The show was a reminder of Ms. Twain’s heyday as country’s crossover queen in the 1990s, when she sold tens of millions of albums and spearheaded country’s move into arena rock. She polished a high-concept persona: a smiling, sexy, hardheaded, down-to-earth, one-man woman who’d tell her guy, in one song, “Don’t Be Stupid (You Know I Love You).” Her music moved between honky-tonk tradition and pop songs undergirded by big drumbeats and hard-rock guitars. Many of her hits switched from rock to country midway through; by the time she released her most recent studio album, “Up!,” she offered the entire album in country, pop (leaning toward rock) and “world” (Bollywood-influenced) versions. (When she sang “I’m Gonna Getcha Good!” from that album, the arrangement was a medley of all three.)

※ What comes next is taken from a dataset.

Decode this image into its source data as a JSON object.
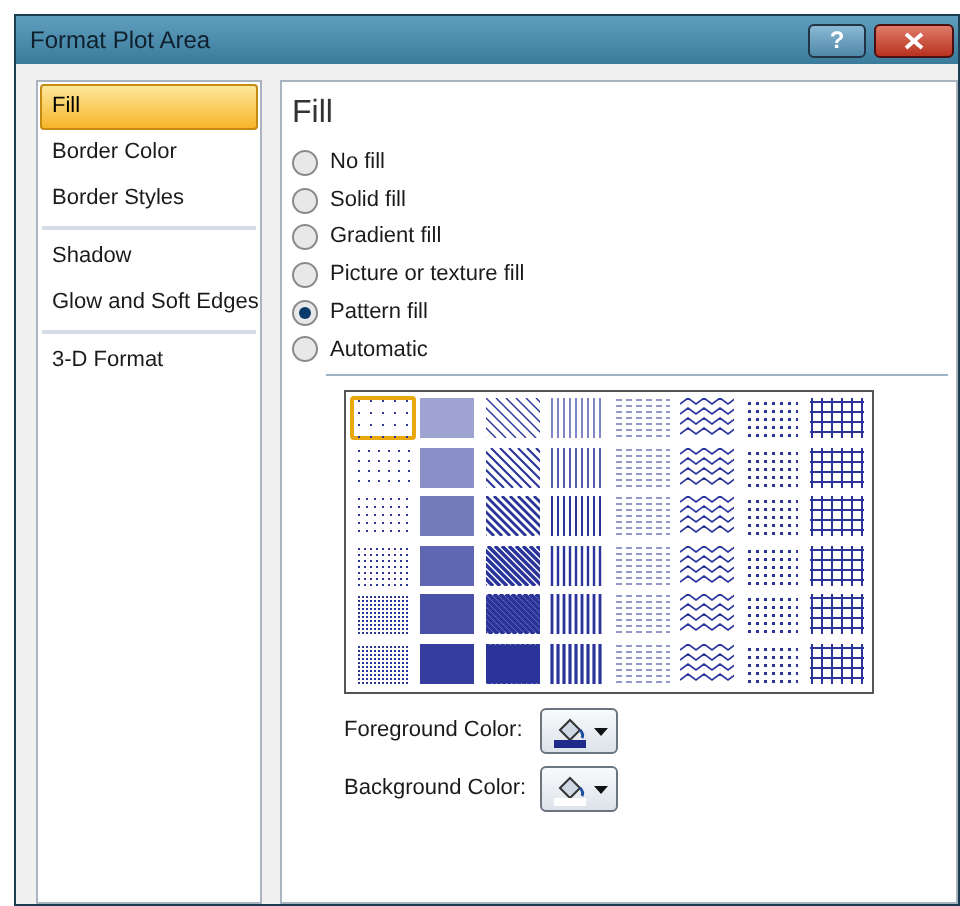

But in 2004, Ms. Twain withdrew from performing, reporting trouble with her voice. “Not so long ago, I thought I’d never get back on the stage again,” she told the audience on Wednesday. “I lost my mojo and my courage.” In 2010 she divorced her producer and songwriting partner, Mutt Lange, and has since remarried. (In an odd wardrobe choice, she sang “From This Moment On” — which works as a wedding song — in a long black dress.)

Eventually, Ms. Twain received treatment for her vocal cords. She released a single in 2011, “Today Is Your Day” — a self-help ballad that she wrote, she said onstage, “to cheer myself up” — to inaugurate her Las Vegas run. That was the newest song in her set, which relied on many hits. Some, like “Whose Bed Have Your Boots Been Under?,” were still grounded in country and Cajun music; she had fiddles and pedal-steel guitar for those. Yet most songs also had a walloping beat to kick them off.

Ms. Twain, at 49, isn’t the same singer she was before what she called her sabbatical. Her voice has lost some of its perky sweetness; it has a rasp in it now, and she sings some of her hits in lower keys. There was strain in songs that had been playful, and there were out-of-tune patches. But she brought a more seasoned conviction to the elegantly constructed “You’re Still the One,” and her new roughness suited rockers like “(If You’re Not in It for Love) I’m Outta Here!” and the moody whisper of “Don’t!” Ms. Twain is working on a new album, her first without Mr. Lange. With luck, it will reveal her latest, grown-up mojo.